Saying each of these statements is like dredging the bottom of the river of the subconscious:  it will bring up to consciousness whatever is hiding down there secretly sabotaging my life.  Then I see clearly where I’m stuck, where I need to heal, what I need to pray for and get help with.

Whatever it is that’s come up is not an essential part of me.  It’s an unhealed wound and there’s a story behind it.  I tell that story, I feel and discharge those feelings, and thus I heal that wound.  There’s always a way.

When I can say any of one of these statements and no contradictions come up from anywhere in my mind, then I know I’m done with piece for now.

I see progress when patterns that were chronic become only occasional; and then, as the occasions get fewer and farther between, I spend more and more time in the peace and joy of Love.
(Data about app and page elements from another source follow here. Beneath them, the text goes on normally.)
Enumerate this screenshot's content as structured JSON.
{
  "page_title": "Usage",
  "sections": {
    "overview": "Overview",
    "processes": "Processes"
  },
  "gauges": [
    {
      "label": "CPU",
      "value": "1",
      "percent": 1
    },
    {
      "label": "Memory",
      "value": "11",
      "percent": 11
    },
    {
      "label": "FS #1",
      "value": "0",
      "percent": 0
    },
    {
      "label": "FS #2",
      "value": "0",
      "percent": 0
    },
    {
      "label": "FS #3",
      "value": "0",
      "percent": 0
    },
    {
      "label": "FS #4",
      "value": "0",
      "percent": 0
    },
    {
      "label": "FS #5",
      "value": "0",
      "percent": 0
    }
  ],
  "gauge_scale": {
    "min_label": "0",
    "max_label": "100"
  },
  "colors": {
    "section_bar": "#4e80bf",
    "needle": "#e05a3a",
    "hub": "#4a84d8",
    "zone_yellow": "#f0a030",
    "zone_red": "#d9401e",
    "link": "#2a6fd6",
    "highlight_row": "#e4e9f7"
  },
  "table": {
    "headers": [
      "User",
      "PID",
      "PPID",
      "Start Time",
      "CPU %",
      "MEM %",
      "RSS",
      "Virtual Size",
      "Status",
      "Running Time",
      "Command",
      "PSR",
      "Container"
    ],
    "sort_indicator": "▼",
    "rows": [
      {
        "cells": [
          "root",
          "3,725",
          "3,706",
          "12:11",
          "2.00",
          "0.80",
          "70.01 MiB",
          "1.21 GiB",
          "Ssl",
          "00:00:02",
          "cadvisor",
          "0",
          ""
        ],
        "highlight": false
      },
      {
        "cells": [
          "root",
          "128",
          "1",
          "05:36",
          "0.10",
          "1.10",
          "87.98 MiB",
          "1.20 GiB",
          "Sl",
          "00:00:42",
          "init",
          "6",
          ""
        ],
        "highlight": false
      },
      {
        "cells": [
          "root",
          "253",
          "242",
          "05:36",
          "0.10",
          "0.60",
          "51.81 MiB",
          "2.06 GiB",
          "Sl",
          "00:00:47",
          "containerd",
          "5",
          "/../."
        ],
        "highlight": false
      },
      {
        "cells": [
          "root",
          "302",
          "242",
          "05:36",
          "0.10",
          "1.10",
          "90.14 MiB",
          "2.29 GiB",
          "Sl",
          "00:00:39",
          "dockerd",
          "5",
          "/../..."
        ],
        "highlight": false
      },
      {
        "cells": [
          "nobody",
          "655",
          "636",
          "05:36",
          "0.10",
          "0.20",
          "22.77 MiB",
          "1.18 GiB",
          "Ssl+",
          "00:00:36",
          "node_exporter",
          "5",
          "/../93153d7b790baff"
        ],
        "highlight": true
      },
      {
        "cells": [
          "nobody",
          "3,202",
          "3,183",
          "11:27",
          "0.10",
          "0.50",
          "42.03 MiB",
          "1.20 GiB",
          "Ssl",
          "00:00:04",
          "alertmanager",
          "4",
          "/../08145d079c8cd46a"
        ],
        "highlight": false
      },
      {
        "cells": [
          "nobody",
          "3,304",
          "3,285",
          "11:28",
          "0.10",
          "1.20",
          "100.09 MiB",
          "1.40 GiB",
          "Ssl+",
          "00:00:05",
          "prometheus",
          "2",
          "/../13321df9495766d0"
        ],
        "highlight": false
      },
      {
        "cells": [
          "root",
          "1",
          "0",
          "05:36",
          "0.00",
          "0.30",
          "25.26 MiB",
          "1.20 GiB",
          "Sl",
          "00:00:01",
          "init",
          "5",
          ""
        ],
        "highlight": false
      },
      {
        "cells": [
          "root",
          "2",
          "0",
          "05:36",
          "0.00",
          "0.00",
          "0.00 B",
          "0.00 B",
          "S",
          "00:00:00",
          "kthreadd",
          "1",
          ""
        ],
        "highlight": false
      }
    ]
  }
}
If you’re making progress in healing these areas, but still the worry isn’t decreasing then try saying the following, and see what comes up:

  1. There’s not a single thing in my diet that could possibly have anything at all to do with this worrying. My body may be a little older now, but I can still pour in the sugar and caffeine and the fried and processed foods just  like when I was a teenager.  I absolutely have no food addictions.  I’ve kept a food-mood chart for at least a week and I see no connections between food and mood.  I’ve even tried fasting and it makes no difference in the worrying.
  2. I get plenty of rest, so I know it’s not fatigue.
  3. I’m sure that is worrying is not caused by a medical condition such as hypothyroidism, hypoglycemic episodes, or digestive dysfunction. The medical professionals I see have much experience and expertise in this area.

If these are not all clearly true, then experiment or seek help.  There’s always a way because if we can’t heal absolutely everything, we can always love, and love changes everything quicker and better than anything.

Healing Together

To accelerate the healing process,

  1. Find the safest person you know – not an analyzer, a critic, a rescuer, or an advice-giver – and ask them for some time.
  2. Ask them to just listen and love, without judging or trying to fix anything.
  3. Tell everything – allowing any tears and other feelings to release – until you feel empty and you notice positive, loving thoughts and feelings returning.
  4. Later, pay them back.

Works wonders.